Before going through the considerable effort -- and sometimes expense -- of filing an application for patent protection, you need to address a fundamental question: Is there a market for your invention? The National Inventor Fraud Center advises that one way to determine the marketability of your invention is to determine whether other companies would be able to profit from your invention -- either right now or at some point in the future. If there's no market, then the question about whether you need a patent is moot. If there is a market for your invention, then you want your business to be able to capitalize on that marketability and, therefore, you should file for patent protection so that the other companies have to license those patent rights from your business.
The U.S. Patent and Trademark Office (PTO) maintains a website with answers to frequently asked questions about what qualifies for patent protection and what's involved in the patent process at uspto.gov.
The PTO also maintains a website with patent information geared specifically for small businesses at uspto.gov/smallbusiness.
National Inventor Fraud Center is located at inventorfraud.com.

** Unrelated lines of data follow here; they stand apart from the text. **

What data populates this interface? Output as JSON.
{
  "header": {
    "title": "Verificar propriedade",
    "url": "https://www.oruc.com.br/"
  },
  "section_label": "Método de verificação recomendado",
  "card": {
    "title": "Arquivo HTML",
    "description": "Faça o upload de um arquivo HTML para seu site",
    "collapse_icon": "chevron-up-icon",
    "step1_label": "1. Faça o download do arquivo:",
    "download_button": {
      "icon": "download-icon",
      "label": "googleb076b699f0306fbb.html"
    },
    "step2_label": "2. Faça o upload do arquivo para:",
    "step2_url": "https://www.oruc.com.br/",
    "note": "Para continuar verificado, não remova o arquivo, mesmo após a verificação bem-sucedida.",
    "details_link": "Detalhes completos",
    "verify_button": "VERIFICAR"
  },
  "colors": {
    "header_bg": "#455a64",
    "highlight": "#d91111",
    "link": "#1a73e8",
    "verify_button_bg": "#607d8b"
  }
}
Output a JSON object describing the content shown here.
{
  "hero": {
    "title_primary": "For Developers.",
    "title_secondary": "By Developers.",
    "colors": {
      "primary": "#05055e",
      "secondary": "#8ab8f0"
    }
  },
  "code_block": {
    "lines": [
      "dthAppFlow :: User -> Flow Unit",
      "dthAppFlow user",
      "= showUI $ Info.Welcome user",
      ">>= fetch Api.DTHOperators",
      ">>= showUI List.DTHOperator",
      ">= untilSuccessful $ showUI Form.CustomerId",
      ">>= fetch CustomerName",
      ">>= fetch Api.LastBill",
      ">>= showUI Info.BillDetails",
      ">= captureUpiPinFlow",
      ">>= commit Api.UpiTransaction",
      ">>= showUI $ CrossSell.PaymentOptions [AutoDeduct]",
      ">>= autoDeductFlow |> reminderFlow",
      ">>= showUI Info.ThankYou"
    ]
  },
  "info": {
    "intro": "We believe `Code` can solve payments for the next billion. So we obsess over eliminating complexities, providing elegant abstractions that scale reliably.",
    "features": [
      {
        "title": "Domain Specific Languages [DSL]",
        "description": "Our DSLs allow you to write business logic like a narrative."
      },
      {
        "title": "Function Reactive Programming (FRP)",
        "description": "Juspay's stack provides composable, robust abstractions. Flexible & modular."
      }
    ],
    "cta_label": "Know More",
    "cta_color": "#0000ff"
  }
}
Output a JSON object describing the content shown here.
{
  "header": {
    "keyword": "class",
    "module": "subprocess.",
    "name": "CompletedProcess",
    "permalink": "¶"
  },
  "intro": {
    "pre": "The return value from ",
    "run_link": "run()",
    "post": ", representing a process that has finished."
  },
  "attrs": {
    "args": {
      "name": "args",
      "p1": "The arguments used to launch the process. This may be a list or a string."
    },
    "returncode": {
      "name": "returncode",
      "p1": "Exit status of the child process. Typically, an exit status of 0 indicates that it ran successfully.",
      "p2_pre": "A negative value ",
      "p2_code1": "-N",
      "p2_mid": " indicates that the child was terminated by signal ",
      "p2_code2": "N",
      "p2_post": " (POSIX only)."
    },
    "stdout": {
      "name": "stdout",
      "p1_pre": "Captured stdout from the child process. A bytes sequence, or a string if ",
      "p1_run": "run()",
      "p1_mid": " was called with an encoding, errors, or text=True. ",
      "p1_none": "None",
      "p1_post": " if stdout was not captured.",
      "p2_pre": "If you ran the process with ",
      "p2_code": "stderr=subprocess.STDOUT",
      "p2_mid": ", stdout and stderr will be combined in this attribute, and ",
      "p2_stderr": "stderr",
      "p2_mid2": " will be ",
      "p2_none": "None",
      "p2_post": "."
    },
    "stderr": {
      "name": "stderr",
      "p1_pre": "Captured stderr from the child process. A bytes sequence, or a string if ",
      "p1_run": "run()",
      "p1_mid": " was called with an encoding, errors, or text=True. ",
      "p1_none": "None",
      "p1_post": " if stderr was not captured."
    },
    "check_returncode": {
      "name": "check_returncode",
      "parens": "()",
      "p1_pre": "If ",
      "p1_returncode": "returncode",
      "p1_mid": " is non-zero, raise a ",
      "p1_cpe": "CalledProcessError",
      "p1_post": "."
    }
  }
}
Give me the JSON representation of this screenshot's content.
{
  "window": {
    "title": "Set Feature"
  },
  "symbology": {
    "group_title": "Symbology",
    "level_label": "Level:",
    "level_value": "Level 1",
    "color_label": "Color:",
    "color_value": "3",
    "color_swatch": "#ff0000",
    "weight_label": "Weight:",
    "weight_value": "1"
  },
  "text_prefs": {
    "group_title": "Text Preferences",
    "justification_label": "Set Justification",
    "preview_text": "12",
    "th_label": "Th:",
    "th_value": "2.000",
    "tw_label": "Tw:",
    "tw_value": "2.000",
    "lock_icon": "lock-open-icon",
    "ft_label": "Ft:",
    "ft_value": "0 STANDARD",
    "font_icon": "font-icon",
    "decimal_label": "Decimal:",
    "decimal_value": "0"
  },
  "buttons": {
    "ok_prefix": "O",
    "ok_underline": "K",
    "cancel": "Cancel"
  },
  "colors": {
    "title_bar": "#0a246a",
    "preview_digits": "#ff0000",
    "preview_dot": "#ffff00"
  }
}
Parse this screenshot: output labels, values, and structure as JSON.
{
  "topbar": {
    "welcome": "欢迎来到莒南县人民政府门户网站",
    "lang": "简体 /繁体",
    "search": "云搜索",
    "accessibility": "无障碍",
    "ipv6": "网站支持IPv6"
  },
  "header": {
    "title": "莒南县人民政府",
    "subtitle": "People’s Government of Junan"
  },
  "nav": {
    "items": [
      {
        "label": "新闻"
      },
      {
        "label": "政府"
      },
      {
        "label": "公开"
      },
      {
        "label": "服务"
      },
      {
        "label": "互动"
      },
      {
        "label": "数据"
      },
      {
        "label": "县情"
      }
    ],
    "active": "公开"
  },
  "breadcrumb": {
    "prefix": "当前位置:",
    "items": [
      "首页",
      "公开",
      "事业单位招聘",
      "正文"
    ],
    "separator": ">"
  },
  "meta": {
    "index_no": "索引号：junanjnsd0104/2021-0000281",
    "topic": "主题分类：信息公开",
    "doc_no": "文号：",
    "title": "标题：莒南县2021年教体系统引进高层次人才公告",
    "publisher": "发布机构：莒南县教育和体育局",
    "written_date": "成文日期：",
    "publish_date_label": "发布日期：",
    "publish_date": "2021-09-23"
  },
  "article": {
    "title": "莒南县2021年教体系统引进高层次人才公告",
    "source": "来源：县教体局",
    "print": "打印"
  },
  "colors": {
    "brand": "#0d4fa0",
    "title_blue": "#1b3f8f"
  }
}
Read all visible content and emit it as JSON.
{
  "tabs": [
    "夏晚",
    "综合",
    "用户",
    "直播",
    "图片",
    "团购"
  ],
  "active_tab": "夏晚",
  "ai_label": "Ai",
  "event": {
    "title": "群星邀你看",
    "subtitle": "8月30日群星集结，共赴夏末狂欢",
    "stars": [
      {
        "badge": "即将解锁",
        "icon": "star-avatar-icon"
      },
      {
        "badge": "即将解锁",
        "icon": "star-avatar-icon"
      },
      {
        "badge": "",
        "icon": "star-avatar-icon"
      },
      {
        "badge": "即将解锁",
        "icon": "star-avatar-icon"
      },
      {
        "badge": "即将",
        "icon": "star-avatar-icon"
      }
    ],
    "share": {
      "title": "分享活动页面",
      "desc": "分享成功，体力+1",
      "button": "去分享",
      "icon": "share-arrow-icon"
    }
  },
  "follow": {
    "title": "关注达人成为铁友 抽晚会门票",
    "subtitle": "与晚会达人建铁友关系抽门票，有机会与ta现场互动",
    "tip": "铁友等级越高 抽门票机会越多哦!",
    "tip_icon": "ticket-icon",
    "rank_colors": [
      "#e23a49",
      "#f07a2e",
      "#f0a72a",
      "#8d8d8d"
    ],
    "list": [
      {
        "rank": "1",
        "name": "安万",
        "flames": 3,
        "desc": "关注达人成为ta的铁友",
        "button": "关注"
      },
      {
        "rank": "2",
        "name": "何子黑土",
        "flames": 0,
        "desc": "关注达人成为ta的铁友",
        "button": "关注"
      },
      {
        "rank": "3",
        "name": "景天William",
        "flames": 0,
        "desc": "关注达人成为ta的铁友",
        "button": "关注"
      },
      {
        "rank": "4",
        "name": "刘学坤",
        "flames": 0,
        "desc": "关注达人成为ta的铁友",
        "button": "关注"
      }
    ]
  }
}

Levy, Richard C. The Inventor's Desktop Companion. Visible Ink Press, 1995.
A report that Thomas Field wrote for the U.S. Small Business Administration, Avoiding Patent, Trademark and Copyright Problems, is available on the website of the Franklin Peirce Law Center, where he is now a professor of law.
The U.S. Small Business Administration's sponsored report on small business patents, An Analysis of Small Business Patents by Industry and Firm Size, issued in November 2008, is available at sba.gov/advo/research.